I didn’t want to say anything about her obvious weight loss for a few reasons, one being that if she lost weight because she’s sick, that is her story to tell and not my business to neb. The other reason is that I’m careful offering “compliments” regarding any changes I notice about someone’s physical appearance, particularly when it’s clear(ish) that they’ve lost weight. It’s usually without malicious intent that someone says, “You look great! Have you lost weight?” But often what the recipient hears (or at least internalizes) is, “You weren’t good enough before.”

In recent years, people like Lizzo, Kelly Clarkson, Chrissy Metz, and Rebel Wilson have shut down weight critics, but they also admit that the comments still hurt sometimes. And their body acceptance doesn’t mean that everyone’s lovin’ on their own bodies all of a sudden, either. How someone looks still equals approval. Everything we wear (or don’t wear), what we put on our face, all that we weigh and the way we age… what we look like, and especially what we weigh, is important to someone other than ourselves, often people closest to us, even though it’s none of their business.

One example I will remember forever happened while planning my daughter’s wedding back in the days when I was actively losing weight. I was looking for someone to make cupcakes and a small wedding cake. Several friends recommended a woman who baked cakes out of her home. I made an appointment and went to talk to her.

She’d never met me and so of course had no idea I once weighed more than 300 pounds. At the time, I weighed about 170, and if it was the first time you had ever seen me, the thought might cross your mind that I was overweight. We sat down at her dining room table – the woman, me, and the woman’s 20-something daughter, whose leg was in a large metal brace.

After some brief chit-chat, and apropos of absolutely nothing, the woman outright apologized to me for her daughter’s weight. I was speechless, and the poor girl looked mortified. But she seemed used to her mother’s behavior and launched into an explanation (read: she was apologizing, too) about how she used to be on some high school sports team when she was in a horrific accident that crushed her leg. Subsequently, she spent months in rehab, and, apparently, gaining weight. Her mother then said…and I’m sure you can guess what’s coming…“She has such a pretty face, doesn’t she? If only…” and at that moment, I thought I was going to lose my sh*t all over her unforgivable parenting a@@, but I didn’t. I just smiled at the girl and told her how sorry I was. I didn’t get specific.

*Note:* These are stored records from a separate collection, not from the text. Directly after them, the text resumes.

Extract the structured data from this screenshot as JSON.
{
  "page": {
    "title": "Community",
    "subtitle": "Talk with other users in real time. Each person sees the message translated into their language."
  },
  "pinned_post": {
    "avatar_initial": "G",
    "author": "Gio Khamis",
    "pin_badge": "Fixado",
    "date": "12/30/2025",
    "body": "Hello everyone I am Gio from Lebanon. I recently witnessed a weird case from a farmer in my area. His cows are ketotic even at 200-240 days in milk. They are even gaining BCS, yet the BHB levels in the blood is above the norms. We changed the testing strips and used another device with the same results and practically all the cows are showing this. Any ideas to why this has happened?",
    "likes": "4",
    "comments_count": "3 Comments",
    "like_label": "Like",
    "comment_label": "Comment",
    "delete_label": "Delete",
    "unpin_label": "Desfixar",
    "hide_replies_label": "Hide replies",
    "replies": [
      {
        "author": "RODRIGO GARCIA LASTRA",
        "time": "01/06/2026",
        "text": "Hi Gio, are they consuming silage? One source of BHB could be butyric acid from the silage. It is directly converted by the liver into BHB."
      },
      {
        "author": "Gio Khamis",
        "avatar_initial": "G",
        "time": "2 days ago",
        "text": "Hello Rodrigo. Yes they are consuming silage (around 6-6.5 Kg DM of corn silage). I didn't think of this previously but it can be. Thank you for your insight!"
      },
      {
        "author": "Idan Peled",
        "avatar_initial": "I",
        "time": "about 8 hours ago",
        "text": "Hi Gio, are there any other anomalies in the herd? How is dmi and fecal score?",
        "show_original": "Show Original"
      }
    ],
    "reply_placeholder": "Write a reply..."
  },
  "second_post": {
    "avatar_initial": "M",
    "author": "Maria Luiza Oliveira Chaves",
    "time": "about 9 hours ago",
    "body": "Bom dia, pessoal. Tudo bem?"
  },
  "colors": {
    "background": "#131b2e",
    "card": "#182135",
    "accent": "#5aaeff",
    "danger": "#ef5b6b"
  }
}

So what does this have to do with complimenting someone who has lost weight? Everything. Anytime we comment on someone’s weight, we’re making a judgement, even if we mean it in the most sincere, kind way. I know some of you might think it would be rude to ignore the obvious, and really, who doesn’t want to compliment a friend? I get that, and I’ve learned to frame a comment in a way that starts a conversation. Saying something like, “I notice you’ve lost weight. What made you decide to do that?” allows the person to talk about their feelings about their weight rather than us interjecting our feelings (as sincere as they might be) about their weight first.

Just know, if you lose weight because you want to, I support you. But also know this: you look great, you are great, just the way you are right now. Don’t let anyone (especially someone who’s supposed to love you) tell you otherwise. Trust me. As an ex-member of the Pretty Face Club, I know what I’m talking about.